### Exercise
Only the pictures are to be left out; write out the rest of the data exactly.

═══ Provided data

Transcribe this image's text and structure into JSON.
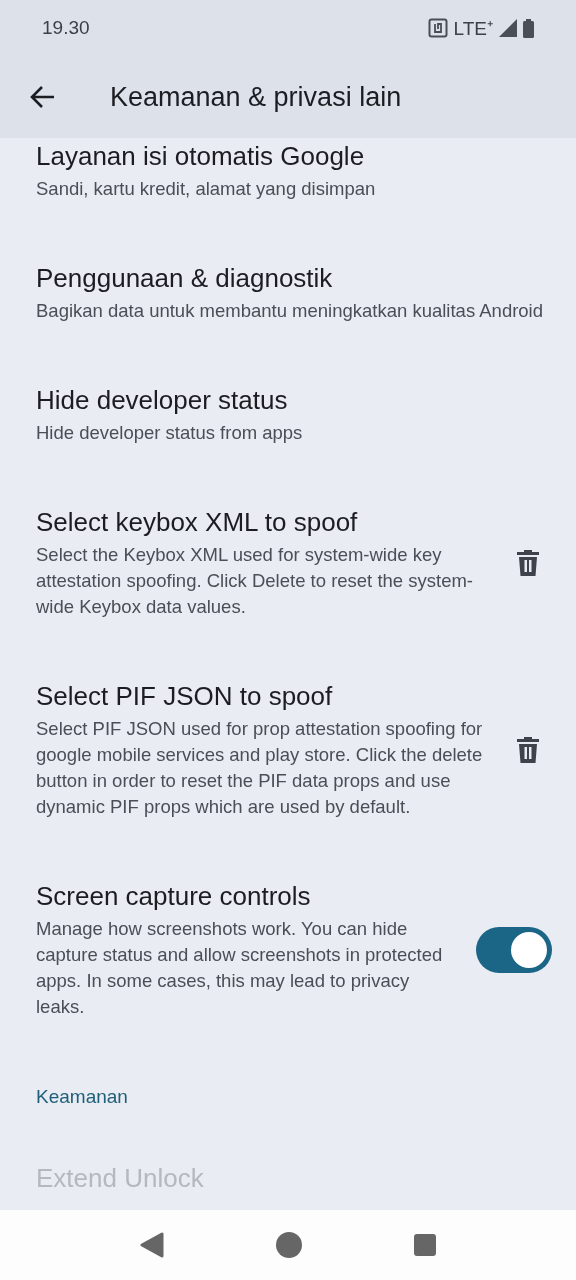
{
  "status_bar": {
    "time": "19.30",
    "network": "LTE⁺"
  },
  "header": {
    "title": "Keamanan & privasi lain"
  },
  "items": [
    {
      "kind": "plain",
      "title": "Layanan isi otomatis Google",
      "description": "Sandi, kartu kredit, alamat yang disimpan"
    },
    {
      "kind": "plain",
      "title": "Penggunaan & diagnostik",
      "description": "Bagikan data untuk membantu meningkatkan kualitas Android"
    },
    {
      "kind": "plain",
      "title": "Hide developer status",
      "description": "Hide developer status from apps"
    },
    {
      "kind": "delete",
      "title": "Select keybox XML to spoof",
      "description": "Select the Keybox XML used for system-wide key attestation spoofing. Click Delete to reset the system-wide Keybox data values."
    },
    {
      "kind": "delete",
      "title": "Select PIF JSON to spoof",
      "description": "Select PIF JSON used for prop attestation spoofing for google mobile services and play store. Click the delete button in order to reset the PIF data props and use dynamic PIF props which are used by default."
    },
    {
      "kind": "toggle",
      "title": "Screen capture controls",
      "description": "Manage how screenshots work. You can hide capture status and allow screenshots in protected apps. In some cases, this may lead to privacy leaks.",
      "on": true
    }
  ],
  "section": {
    "title": "Keamanan"
  },
  "disabled_item": {
    "title": "Extend Unlock",
    "disabled": true
  }
}
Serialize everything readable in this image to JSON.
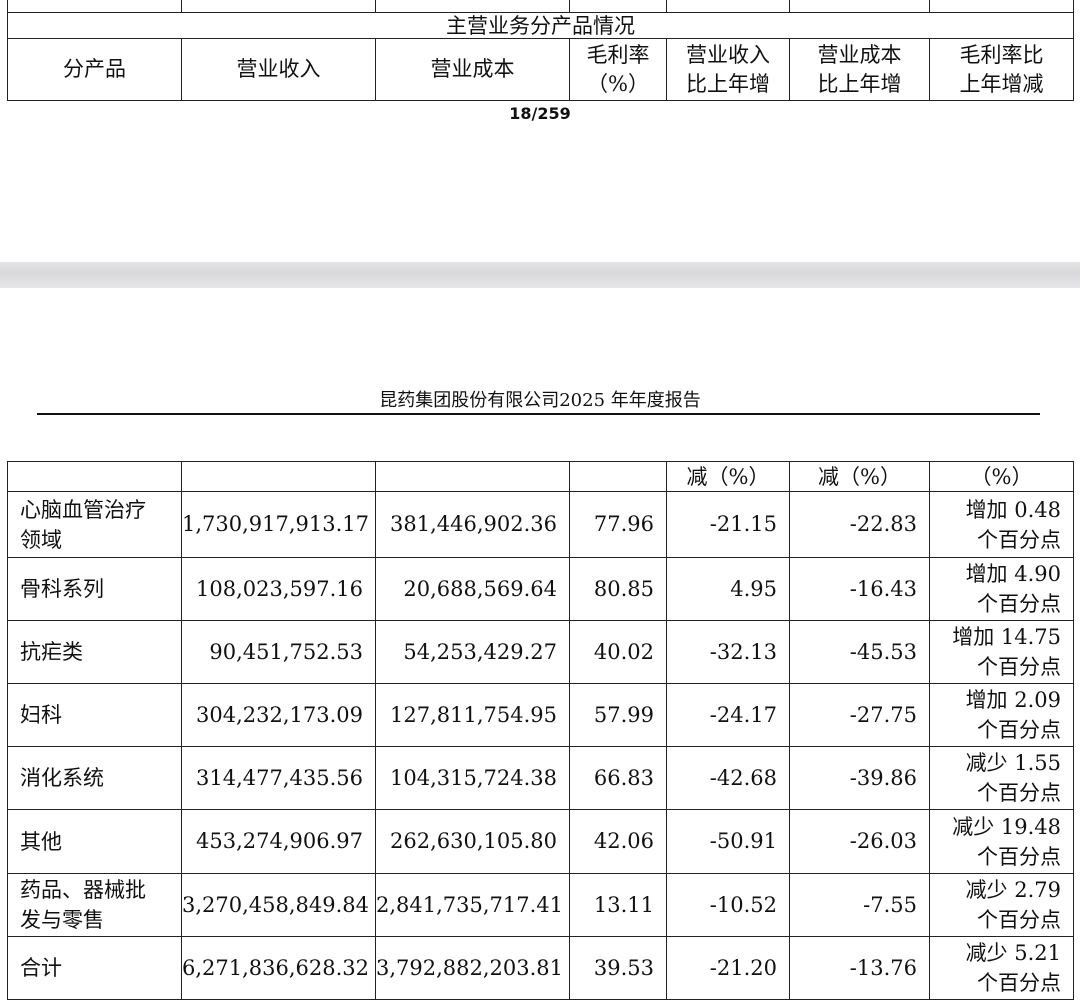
{
  "top_table": {
    "section_title": "主营业务分产品情况",
    "headers": [
      "分产品",
      "营业收入",
      "营业成本",
      "毛利率（%）",
      "营业收入比上年增",
      "营业成本比上年增",
      "毛利率比上年增减"
    ],
    "headers_lines": [
      [
        "分产品"
      ],
      [
        "营业收入"
      ],
      [
        "营业成本"
      ],
      [
        "毛利率",
        "（%）"
      ],
      [
        "营业收入",
        "比上年增"
      ],
      [
        "营业成本",
        "比上年增"
      ],
      [
        "毛利率比",
        "上年增减"
      ]
    ]
  },
  "page_number": "18/259",
  "report_header": "昆药集团股份有限公司2025 年年度报告",
  "continued_header": [
    "",
    "",
    "",
    "",
    "减（%）",
    "减（%）",
    "（%）"
  ],
  "rows": [
    {
      "product": "心脑血管治疗领域",
      "product_lines": [
        "心脑血管治疗",
        "领域"
      ],
      "revenue": "1,730,917,913.17",
      "cost": "381,446,902.36",
      "margin": "77.96",
      "rev_change": "-21.15",
      "cost_change": "-22.83",
      "margin_change_lines": [
        "增加 0.48",
        "个百分点"
      ]
    },
    {
      "product": "骨科系列",
      "product_lines": [
        "骨科系列"
      ],
      "revenue": "108,023,597.16",
      "cost": "20,688,569.64",
      "margin": "80.85",
      "rev_change": "4.95",
      "cost_change": "-16.43",
      "margin_change_lines": [
        "增加 4.90",
        "个百分点"
      ]
    },
    {
      "product": "抗疟类",
      "product_lines": [
        "抗疟类"
      ],
      "revenue": "90,451,752.53",
      "cost": "54,253,429.27",
      "margin": "40.02",
      "rev_change": "-32.13",
      "cost_change": "-45.53",
      "margin_change_lines": [
        "增加 14.75",
        "个百分点"
      ]
    },
    {
      "product": "妇科",
      "product_lines": [
        "妇科"
      ],
      "revenue": "304,232,173.09",
      "cost": "127,811,754.95",
      "margin": "57.99",
      "rev_change": "-24.17",
      "cost_change": "-27.75",
      "margin_change_lines": [
        "增加 2.09",
        "个百分点"
      ]
    },
    {
      "product": "消化系统",
      "product_lines": [
        "消化系统"
      ],
      "revenue": "314,477,435.56",
      "cost": "104,315,724.38",
      "margin": "66.83",
      "rev_change": "-42.68",
      "cost_change": "-39.86",
      "margin_change_lines": [
        "减少 1.55",
        "个百分点"
      ]
    },
    {
      "product": "其他",
      "product_lines": [
        "其他"
      ],
      "revenue": "453,274,906.97",
      "cost": "262,630,105.80",
      "margin": "42.06",
      "rev_change": "-50.91",
      "cost_change": "-26.03",
      "margin_change_lines": [
        "减少 19.48",
        "个百分点"
      ]
    },
    {
      "product": "药品、器械批发与零售",
      "product_lines": [
        "药品、器械批",
        "发与零售"
      ],
      "revenue": "3,270,458,849.84",
      "cost": "2,841,735,717.41",
      "margin": "13.11",
      "rev_change": "-10.52",
      "cost_change": "-7.55",
      "margin_change_lines": [
        "减少 2.79",
        "个百分点"
      ]
    },
    {
      "product": "合计",
      "product_lines": [
        "合计"
      ],
      "revenue": "6,271,836,628.32",
      "cost": "3,792,882,203.81",
      "margin": "39.53",
      "rev_change": "-21.20",
      "cost_change": "-13.76",
      "margin_change_lines": [
        "减少 5.21",
        "个百分点"
      ]
    }
  ]
}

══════

### Task result
Transcribe this image's text and structure into JSON.
{
  "status_bar": {
    "time": "19.30",
    "network": "LTE⁺"
  },
  "header": {
    "title": "Keamanan & privasi lain"
  },
  "items": [
    {
      "kind": "plain",
      "title": "Layanan isi otomatis Google",
      "description": "Sandi, kartu kredit, alamat yang disimpan"
    },
    {
      "kind": "plain",
      "title": "Penggunaan & diagnostik",
      "description": "Bagikan data untuk membantu meningkatkan kualitas Android"
    },
    {
      "kind": "plain",
      "title": "Hide developer status",
      "description": "Hide developer status from apps"
    },
    {
      "kind": "delete",
      "title": "Select keybox XML to spoof",
      "description": "Select the Keybox XML used for system-wide key attestation spoofing. Click Delete to reset the system-wide Keybox data values."
    },
    {
      "kind": "delete",
      "title": "Select PIF JSON to spoof",
      "description": "Select PIF JSON used for prop attestation spoofing for google mobile services and play store. Click the delete button in order to reset the PIF data props and use dynamic PIF props which are used by default."
    },
    {
      "kind": "toggle",
      "title": "Screen capture controls",
      "description": "Manage how screenshots work. You can hide capture status and allow screenshots in protected apps. In some cases, this may lead to privacy leaks.",
      "on": true
    }
  ],
  "section": {
    "title": "Keamanan"
  },
  "disabled_item": {
    "title": "Extend Unlock",
    "disabled": true
  }
}
Serialize everything readable in this image to JSON.
{
  "top_table": {
    "section_title": "主营业务分产品情况",
    "headers": [
      "分产品",
      "营业收入",
      "营业成本",
      "毛利率（%）",
      "营业收入比上年增",
      "营业成本比上年增",
      "毛利率比上年增减"
    ],
    "headers_lines": [
      [
        "分产品"
      ],
      [
        "营业收入"
      ],
      [
        "营业成本"
      ],
      [
        "毛利率",
        "（%）"
      ],
      [
        "营业收入",
        "比上年增"
      ],
      [
        "营业成本",
        "比上年增"
      ],
      [
        "毛利率比",
        "上年增减"
      ]
    ]
  },
  "page_number": "18/259",
  "report_header": "昆药集团股份有限公司2025 年年度报告",
  "continued_header": [
    "",
    "",
    "",
    "",
    "减（%）",
    "减（%）",
    "（%）"
  ],
  "rows": [
    {
      "product": "心脑血管治疗领域",
      "product_lines": [
        "心脑血管治疗",
        "领域"
      ],
      "revenue": "1,730,917,913.17",
      "cost": "381,446,902.36",
      "margin": "77.96",
      "rev_change": "-21.15",
      "cost_change": "-22.83",
      "margin_change_lines": [
        "增加 0.48",
        "个百分点"
      ]
    },
    {
      "product": "骨科系列",
      "product_lines": [
        "骨科系列"
      ],
      "revenue": "108,023,597.16",
      "cost": "20,688,569.64",
      "margin": "80.85",
      "rev_change": "4.95",
      "cost_change": "-16.43",
      "margin_change_lines": [
        "增加 4.90",
        "个百分点"
      ]
    },
    {
      "product": "抗疟类",
      "product_lines": [
        "抗疟类"
      ],
      "revenue": "90,451,752.53",
      "cost": "54,253,429.27",
      "margin": "40.02",
      "rev_change": "-32.13",
      "cost_change": "-45.53",
      "margin_change_lines": [
        "增加 14.75",
        "个百分点"
      ]
    },
    {
      "product": "妇科",
      "product_lines": [
        "妇科"
      ],
      "revenue": "304,232,173.09",
      "cost": "127,811,754.95",
      "margin": "57.99",
      "rev_change": "-24.17",
      "cost_change": "-27.75",
      "margin_change_lines": [
        "增加 2.09",
        "个百分点"
      ]
    },
    {
      "product": "消化系统",
      "product_lines": [
        "消化系统"
      ],
      "revenue": "314,477,435.56",
      "cost": "104,315,724.38",
      "margin": "66.83",
      "rev_change": "-42.68",
      "cost_change": "-39.86",
      "margin_change_lines": [
        "减少 1.55",
        "个百分点"
      ]
    },
    {
      "product": "其他",
      "product_lines": [
        "其他"
      ],
      "revenue": "453,274,906.97",
      "cost": "262,630,105.80",
      "margin": "42.06",
      "rev_change": "-50.91",
      "cost_change": "-26.03",
      "margin_change_lines": [
        "减少 19.48",
        "个百分点"
      ]
    },
    {
      "product": "药品、器械批发与零售",
      "product_lines": [
        "药品、器械批",
        "发与零售"
      ],
      "revenue": "3,270,458,849.84",
      "cost": "2,841,735,717.41",
      "margin": "13.11",
      "rev_change": "-10.52",
      "cost_change": "-7.55",
      "margin_change_lines": [
        "减少 2.79",
        "个百分点"
      ]
    },
    {
      "product": "合计",
      "product_lines": [
        "合计"
      ],
      "revenue": "6,271,836,628.32",
      "cost": "3,792,882,203.81",
      "margin": "39.53",
      "rev_change": "-21.20",
      "cost_change": "-13.76",
      "margin_change_lines": [
        "减少 5.21",
        "个百分点"
      ]
    }
  ]
}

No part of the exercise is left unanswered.